The sampled coherence function (visibility) for objects not located at the phase-tracking center is slowly time-variable due to the motion of the source through the interferometer coherence pattern, so that averaging the samples in time will cause a loss of amplitude. Unlike the bandwidth loss effect described above, the losses due to time averaging cannot be simply parametrized, except for observations at δ = 90°. In this case, the effects are identical to the bandwidth effect except they operate in the azimuthal, rather than the radial, direction. The functional dependence is the same as for chromatic aberration with Δν/ν0 replaced by ωeΔtint, where ωe is the Earth's angular rotation rate, and Δtint is the averaging interval.

For other declinations, the effects are more complicated and approximate methods of analysis must be employed. Chapter 13 of Reference 1 in Documentation considers the average reduction in image amplitude due to finite time averaging. The results are summarized in Table 3.5.2, showing the time averaging in seconds which results in 1%, 5% and 10% loss in the amplitude of a point source located at the first null of the primary beam. These results can be extended to objects at other distances from the phase tracking center by noting that the loss in amplitude scales with (θΔtint)2, where θ is the distance from the phase center and Δtint is the averaging time.

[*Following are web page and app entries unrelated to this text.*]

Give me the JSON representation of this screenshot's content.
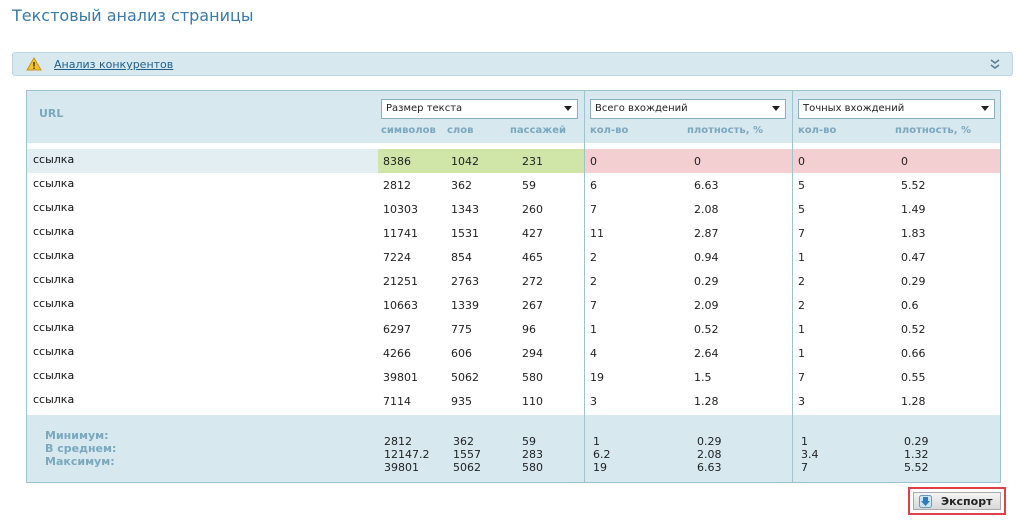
{
  "page": {
    "title": "Текстовый анализ страницы"
  },
  "competitors": {
    "link_label": "Анализ конкурентов",
    "warning_icon": "warning-icon",
    "collapse_icon": "double-chevron-icon"
  },
  "table": {
    "url_header": "URL",
    "groups": [
      {
        "select_value": "Размер текста",
        "subcols": [
          "символов",
          "слов",
          "пассажей"
        ]
      },
      {
        "select_value": "Всего вхождений",
        "subcols": [
          "кол-во",
          "плотность, %"
        ]
      },
      {
        "select_value": "Точных вхождений",
        "subcols": [
          "кол-во",
          "плотность, %"
        ]
      }
    ],
    "rows": [
      {
        "url": "ссылка",
        "symbols": "8386",
        "words": "1042",
        "passages": "231",
        "total_count": "0",
        "total_density": "0",
        "exact_count": "0",
        "exact_density": "0"
      },
      {
        "url": "ссылка",
        "symbols": "2812",
        "words": "362",
        "passages": "59",
        "total_count": "6",
        "total_density": "6.63",
        "exact_count": "5",
        "exact_density": "5.52"
      },
      {
        "url": "ссылка",
        "symbols": "10303",
        "words": "1343",
        "passages": "260",
        "total_count": "7",
        "total_density": "2.08",
        "exact_count": "5",
        "exact_density": "1.49"
      },
      {
        "url": "ссылка",
        "symbols": "11741",
        "words": "1531",
        "passages": "427",
        "total_count": "11",
        "total_density": "2.87",
        "exact_count": "7",
        "exact_density": "1.83"
      },
      {
        "url": "ссылка",
        "symbols": "7224",
        "words": "854",
        "passages": "465",
        "total_count": "2",
        "total_density": "0.94",
        "exact_count": "1",
        "exact_density": "0.47"
      },
      {
        "url": "ссылка",
        "symbols": "21251",
        "words": "2763",
        "passages": "272",
        "total_count": "2",
        "total_density": "0.29",
        "exact_count": "2",
        "exact_density": "0.29"
      },
      {
        "url": "ссылка",
        "symbols": "10663",
        "words": "1339",
        "passages": "267",
        "total_count": "7",
        "total_density": "2.09",
        "exact_count": "2",
        "exact_density": "0.6"
      },
      {
        "url": "ссылка",
        "symbols": "6297",
        "words": "775",
        "passages": "96",
        "total_count": "1",
        "total_density": "0.52",
        "exact_count": "1",
        "exact_density": "0.52"
      },
      {
        "url": "ссылка",
        "symbols": "4266",
        "words": "606",
        "passages": "294",
        "total_count": "4",
        "total_density": "2.64",
        "exact_count": "1",
        "exact_density": "0.66"
      },
      {
        "url": "ссылка",
        "symbols": "39801",
        "words": "5062",
        "passages": "580",
        "total_count": "19",
        "total_density": "1.5",
        "exact_count": "7",
        "exact_density": "0.55"
      },
      {
        "url": "ссылка",
        "symbols": "7114",
        "words": "935",
        "passages": "110",
        "total_count": "3",
        "total_density": "1.28",
        "exact_count": "3",
        "exact_density": "1.28"
      }
    ],
    "summary": {
      "labels": [
        "Минимум:",
        "В среднем:",
        "Максимум:"
      ],
      "symbols": [
        "2812",
        "12147.2",
        "39801"
      ],
      "words": [
        "362",
        "1557",
        "5062"
      ],
      "passages": [
        "59",
        "283",
        "580"
      ],
      "total_count": [
        "1",
        "6.2",
        "19"
      ],
      "total_density": [
        "0.29",
        "2.08",
        "6.63"
      ],
      "exact_count": [
        "1",
        "3.4",
        "7"
      ],
      "exact_density": [
        "0.29",
        "1.32",
        "5.52"
      ]
    }
  },
  "export": {
    "label": "Экспорт",
    "icon": "export-arrow-icon"
  },
  "colors": {
    "accent": "#3a7aa8",
    "header_bg": "#d7e8ef",
    "highlight_green": "#cfe6a8",
    "highlight_red": "#f4cfd2",
    "export_frame": "#e0404a"
  }
}
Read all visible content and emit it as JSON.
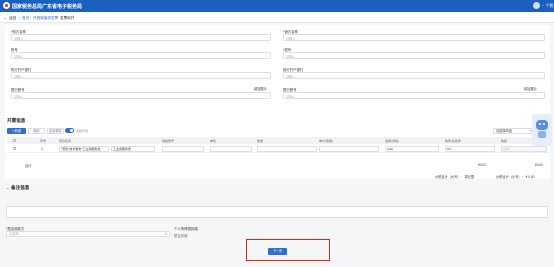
{
  "header": {
    "app_title": "国家税务总局广东省电子税务局",
    "user_name": "~ 个税"
  },
  "breadcrumb": {
    "back_label": "返回",
    "items": [
      "首页",
      "开具增值税发票",
      "发票填开"
    ]
  },
  "seller_buyer": {
    "fields": [
      {
        "label": "*购方名称",
        "placeholder": "请输入"
      },
      {
        "label": "*销方名称",
        "placeholder": "请输入"
      },
      {
        "label": "税号",
        "placeholder": "请输入"
      },
      {
        "label": "*税号",
        "placeholder": "请输入"
      },
      {
        "label": "购方开户银行",
        "placeholder": "请输入"
      },
      {
        "label": "销方开户银行",
        "placeholder": "请输入"
      },
      {
        "label": "银行账号",
        "placeholder": "请输入",
        "extra": "增加展示"
      },
      {
        "label": "银行账号",
        "placeholder": "请输入",
        "extra": "增加展示"
      }
    ]
  },
  "invoice_info": {
    "title": "开票信息",
    "buttons": [
      "+ 新增",
      "删除",
      "批量删除"
    ],
    "toggle_label": "含税开票",
    "right_select": "请选择商品",
    "columns": [
      "序号",
      "项目名称",
      "规格型号",
      "单位",
      "数量",
      "单价(含税)",
      "金额(含税)",
      "税率/征收率",
      "税额"
    ],
    "rows": [
      {
        "index": "1",
        "item_name": "*劳务*技术服务*工业用服务费",
        "spec": "工业用服务费",
        "unit": "",
        "qty": "",
        "price": "",
        "amount": "0.00",
        "rate": "6%",
        "tax": "0.00"
      }
    ],
    "total_label": "合计",
    "total_amount": "¥0.00",
    "total_tax": "¥0.00",
    "summary_left": "价税合计（大写）：  零元整",
    "summary_right": "价税合计（小写）：  ¥ 0.00"
  },
  "remarks": {
    "title": "备注信息"
  },
  "footer_fields": [
    {
      "label": "*是否收款方",
      "value": "请选择"
    },
    {
      "label": "个人所得税扣缴",
      "value": "是否扣缴"
    }
  ],
  "actions": {
    "next_label": "下一步"
  }
}
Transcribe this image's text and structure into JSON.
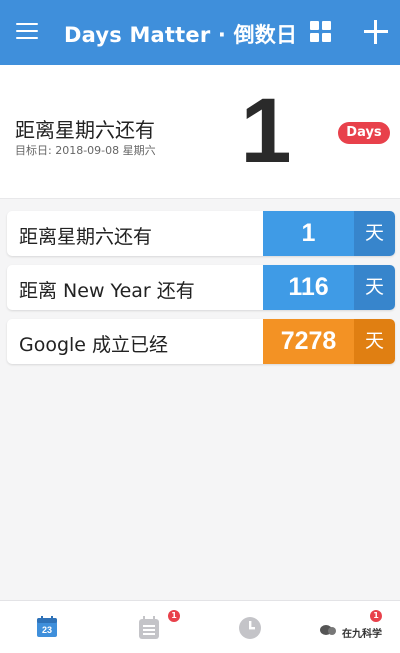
{
  "app_bar": {
    "title": "Days Matter · 倒数日",
    "menu_icon": "menu-icon",
    "grid_icon": "grid-icon",
    "add_icon": "add-icon",
    "color": "#3f8fdb"
  },
  "hero": {
    "title": "距离星期六还有",
    "target_date": "目标日: 2018-09-08 星期六",
    "days": "1",
    "badge": "Days",
    "badge_color": "#e8414b"
  },
  "events": [
    {
      "label": "距离星期六还有",
      "days": "1",
      "unit": "天",
      "color": "#3f9be6",
      "unit_color": "#3785cc"
    },
    {
      "label": "距离 New Year 还有",
      "days": "116",
      "unit": "天",
      "color": "#3f9be6",
      "unit_color": "#3785cc"
    },
    {
      "label": "Google 成立已经",
      "days": "7278",
      "unit": "天",
      "color": "#f39224",
      "unit_color": "#e07f12"
    }
  ],
  "tab_bar": {
    "tabs": [
      {
        "name": "calendar-tab",
        "icon": "calendar-icon",
        "day": "23",
        "active": true
      },
      {
        "name": "tasks-tab",
        "icon": "clipboard-icon",
        "badge": "1"
      },
      {
        "name": "clock-tab",
        "icon": "clock-icon"
      },
      {
        "name": "more-tab",
        "icon": "more-icon",
        "badge": "1"
      }
    ],
    "watermark": "在九科学"
  }
}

We recommend that observers reduce the effect of time-average smearing by using integration times as short as 1 or 2 seconds (also see the section on Time Resolution and Data Rates) in the A and B configurations.

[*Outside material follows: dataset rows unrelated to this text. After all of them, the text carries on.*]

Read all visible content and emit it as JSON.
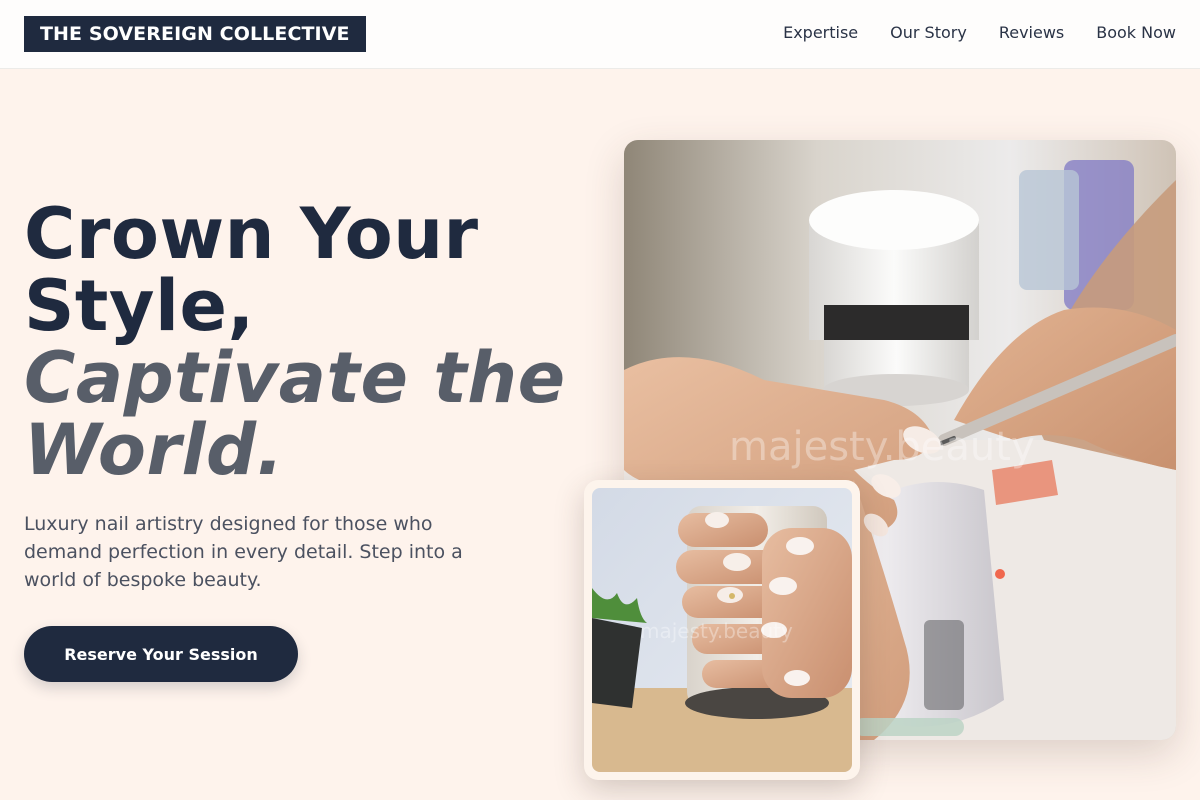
{
  "header": {
    "brand": "THE SOVEREIGN COLLECTIVE",
    "nav": [
      "Expertise",
      "Our Story",
      "Reviews",
      "Book Now"
    ]
  },
  "hero": {
    "title_line1": "Crown Your",
    "title_line2": "Style,",
    "title_accent_line1": "Captivate the",
    "title_accent_line2": "World.",
    "subtitle": "Luxury nail artistry designed for those who demand perfection in every detail. Step into a world of bespoke beauty.",
    "cta_label": "Reserve Your Session"
  },
  "images": {
    "main_watermark": "majesty.beauty",
    "inset_watermark": "majesty.beauty"
  },
  "colors": {
    "background": "#fef3ec",
    "navy": "#1f2a3f",
    "accent_gray": "#585e69"
  }
}
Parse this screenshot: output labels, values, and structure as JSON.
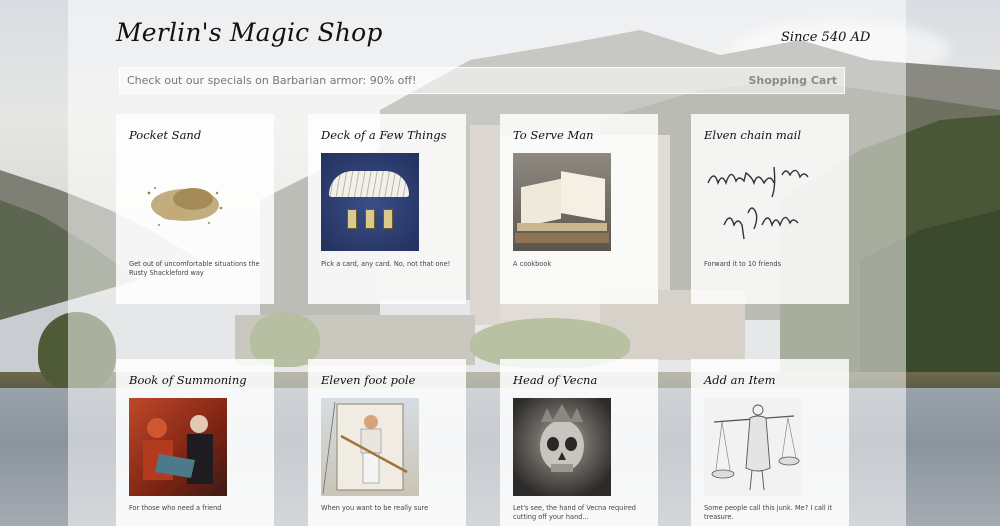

Table 3.5.2: Averaging Time for a Given Amplitude Loss
Amplitude loss
Configuration 1.0% 5.0% 10.0%
A 2.1 4.8 6.7
B 6.8 15.0 21.0
C 21.0 48.0 67.0
D 68.0 150.0 210.0

Note: The averaging time (in seconds) results in the listed amplitude losses for a point source at the antenna first null. Multiply the tabulated averaging times by 2.4 to get the amplitude loss at the half-power point of the primary beam. Divide the tabulated values by 4 if interested in the amplitude loss at the first null for the longest baselines.


Note: For both the chromatic aberration and the time-averaging loss, the issue is not a simple reduction in amplitude for sources far from the phase center, but a convolution to the extent that a point source far from the phase center will become resolved due to bandwidth and/or time smearing. Furthermore, the description given above for the bandwidth smearing is based on the assumption that the radiation is monochromatic to parameterize the smearing, and does not take into account the consequences of having wide-bandwidths as is the case for the VLA. Therefore, while proposing and planning for VLA observations, and depending on the objectives of the science and the location of the sources of interest within the field, including confusing sources which may be far outside the science field, the above noted guidelines need to be used to conservatively estimate the proper channel width and the correlator integration time in order to minimize the effects of the bandwidth smearing and the time smearing, respectively.


Non-Coplanar Baselines

The procedures by which nearly all images are made in Fourier synthesis imaging are based on the assumption that all the coherence measurements are made in a plane. This is strictly true for E-W interferometers, but is false for the VLA with the single exception of snapshots. Analysis of the problem shows that the errors associated with the assumption of a planar array increase quadratically with angle from the phase-tracking center. Serious errors result if the product of the angular offset in radians times the angular offset in synthesized beams exceeds unity: θ > λB/D2, where B is the baseline length, D is the antenna diameter, and λ is the wavelength, all in the same units. This effect is most noticeable at 90 cm and 20 cm in the larger configurations, but will be notable in wide-field, high fidelity imaging for other bands and configurations.

Solutions to the problem of imaging wide-field data taken with non-coplanar arrays are well known, and have been implemented in AIPS task IMAGR and CASA task clean. Refer to the package help files for these tasks, or consult with the NRAO Helpdesk for advice. More computationally efficient imaging with non-coplanar baselines is being investigated, such as the W-projection method available in CASA (see EVLA Memo 67 for more details).